Conceivably, Apple could hold Psystar users accountable for circumvention conduct, the way the court has phrased the order. So the logic behind Apple Senior Vice President Phil Schiller's attachment to last week's motion for injunction, seems once again contrary to the aims of a guaranteed march toward home plate: Schiller actually claims, contrary to the court's own findings, that a Psystar customer would not purchase a Psystar computer to infringe Apple's copyright, but instead under a confused notion that Psystar and Apple are perhaps working together -- or even the same company.

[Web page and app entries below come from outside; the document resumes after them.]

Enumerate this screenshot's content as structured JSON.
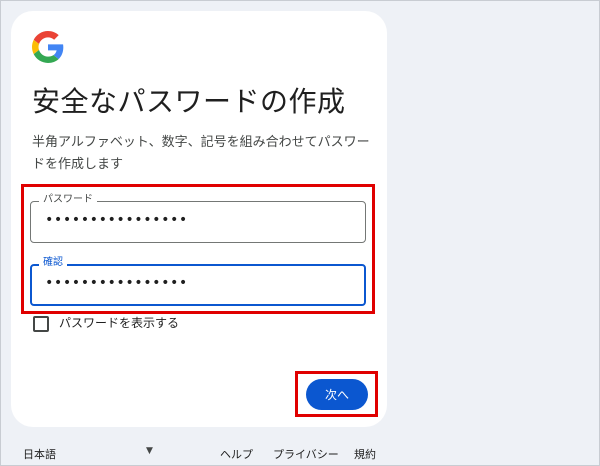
{
  "page": {
    "title": "安全なパスワードの作成",
    "subtitle": "半角アルファベット、数字、記号を組み合わせてパスワードを作成します"
  },
  "logo": {
    "name": "google-logo",
    "colors": [
      "#4285f4",
      "#34a853",
      "#fbbc05",
      "#ea4335"
    ]
  },
  "form": {
    "password": {
      "label": "パスワード",
      "value": "••••••••••••••••"
    },
    "confirm": {
      "label": "確認",
      "value": "••••••••••••••••"
    },
    "show_password": {
      "label": "パスワードを表示する",
      "checked": false
    },
    "next_button": "次へ"
  },
  "footer": {
    "language": "日本語",
    "language_icon": "caret-down-icon",
    "help": "ヘルプ",
    "privacy": "プライバシー",
    "terms": "規約"
  },
  "colors": {
    "accent": "#0b57d0",
    "highlight": "#e00000",
    "background": "#eef1f6",
    "card": "#ffffff"
  }
}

"From a marketing perspective, I am deeply troubled by the association consumers are likely to assume exists between Apple and Psystar," Schiller writes. "Having looked at the Psystar Web site several times, I believe that consumers are likely to believe that Apple has authorized Psystar to sell its products. This concerns me because Apple does not control Psystar and therefore cannot ensure that Psystar will provide the high standards of quality and reliability that customers expect from Apple...Indeed, I understand that some confused Psystar customers have called Apple for technical support for Psystar computers that are running Mac OS X...The association of Psystar's poorly designed and poor quality computers with Apple's Mac OS X sullies Apple's image and erodes the confidence which Apple has worked so hard to establish."
Keep in mind that Apple has already won here, but on the theory that Psystar computers obviously cause irreparable harm to Apple by converting possible customers into knowing and willful Apple infringers. Schiller's own letter would actually argue a completely different point, at a time when it's too late to argue it anyway. Although it's unlikely that Apple may yet snatch defeat from the jaws of victory, one can't help but notice that in the absence of the continually guiding hand of Steve Jobs, it seems to be doing a good job of trying.